KS2 History offers similar resources for learning about other ages in history, like Ancient Egyptians, Romans, and Anglo Saxons. Once your students have covered the Stone Age, test their knowledge with a game of Stone Age to Iron Age Snap.
Teach children ages seven to 11 all about the Stone Age in one go with this neat lesson pack from Tes. This download includes a 28 slide PowerPoint presentation. This is supported by 9 differentiated worksheets with exercises for students to demonstrate their understanding of the things they’ve learned. This is a great lesson pack to grab and get started on, coming with blank working and answering sheets so all you need to do is print out copies for the class. This would be an ideal lesson pack for a supply teaching lesson.
Rather more of a resource for teachers to benefit from, this page on the British Heritage website includes all sorts of tips, ideas, and advice from historians and experts on teaching primary school children about the Stone Age. From how to break down bite-sized pieces of information to help kids get their heads around an entirely different way of life, to using examples and hands-on activities that children can relate to, this page helps teachers approach the Stone Age with their classes to help them get the most out of each lesson.
Top Stone Age Videos for Primary School
Introduction to The Stone Age
From Past Productions, this video starts at the very beginning, breaking down where the world was in its lifetime when the Stone Age came around. It discusses the fundamentals of life in the Stone Age, and what sorts of animals existed that you wouldn’t see today.
What If You Had to Live a Day in the Stone Age
From the innovative Bright Side channel, this video discusses what it would be like if you were suddenly transported to the Stone Age. Kids will love following along with this video thinking about how each part of their life you be different from morning to bedtime.
Stone Age Farming and Homes
Led by BBC Teach, this video, aimed at primary school children, talks about the types of foods stone age people caught, gathered, and ate, and what happened when farming started to come into the picture towards the end of the Stone Age.
The Stone Age for Kids
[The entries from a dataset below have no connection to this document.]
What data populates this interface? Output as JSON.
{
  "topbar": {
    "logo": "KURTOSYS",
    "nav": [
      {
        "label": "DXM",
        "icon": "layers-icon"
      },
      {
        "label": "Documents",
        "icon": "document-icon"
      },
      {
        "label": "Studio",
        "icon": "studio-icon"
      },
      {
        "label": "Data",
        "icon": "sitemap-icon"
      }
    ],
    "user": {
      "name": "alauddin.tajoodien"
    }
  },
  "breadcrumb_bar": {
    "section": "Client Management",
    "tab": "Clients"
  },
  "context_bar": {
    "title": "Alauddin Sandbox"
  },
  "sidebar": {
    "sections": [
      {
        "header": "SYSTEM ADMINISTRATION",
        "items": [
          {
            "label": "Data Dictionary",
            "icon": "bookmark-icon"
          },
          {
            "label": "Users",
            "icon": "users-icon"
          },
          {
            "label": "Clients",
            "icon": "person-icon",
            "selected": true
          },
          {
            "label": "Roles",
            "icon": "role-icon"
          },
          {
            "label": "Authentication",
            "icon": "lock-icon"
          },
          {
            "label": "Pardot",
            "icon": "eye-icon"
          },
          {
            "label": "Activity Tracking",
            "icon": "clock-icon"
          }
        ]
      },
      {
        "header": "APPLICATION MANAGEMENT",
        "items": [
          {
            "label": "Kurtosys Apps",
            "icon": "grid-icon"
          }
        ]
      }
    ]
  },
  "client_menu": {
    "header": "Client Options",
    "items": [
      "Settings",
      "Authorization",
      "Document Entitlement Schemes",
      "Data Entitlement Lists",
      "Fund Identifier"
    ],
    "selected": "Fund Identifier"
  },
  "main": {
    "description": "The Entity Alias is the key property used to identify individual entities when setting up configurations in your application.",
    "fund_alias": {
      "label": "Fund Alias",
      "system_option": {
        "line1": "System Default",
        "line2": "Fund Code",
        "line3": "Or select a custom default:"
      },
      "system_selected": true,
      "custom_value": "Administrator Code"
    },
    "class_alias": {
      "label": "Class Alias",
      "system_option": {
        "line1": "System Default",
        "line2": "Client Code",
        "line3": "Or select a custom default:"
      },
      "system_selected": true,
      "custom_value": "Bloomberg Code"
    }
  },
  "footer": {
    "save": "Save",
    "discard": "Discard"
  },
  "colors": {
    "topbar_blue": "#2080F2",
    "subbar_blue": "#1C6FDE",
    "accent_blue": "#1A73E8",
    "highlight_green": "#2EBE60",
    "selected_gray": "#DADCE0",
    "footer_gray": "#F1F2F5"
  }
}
From Bedtime History, and similar to the Bright Side video above, this video asks what it would be like to live as a child during the stone age. This video makes for a great meditative exercise that creates a calm atmosphere. You could schedule this video to play at the end of the day and have all the children close their eyes and imagine along with the narration.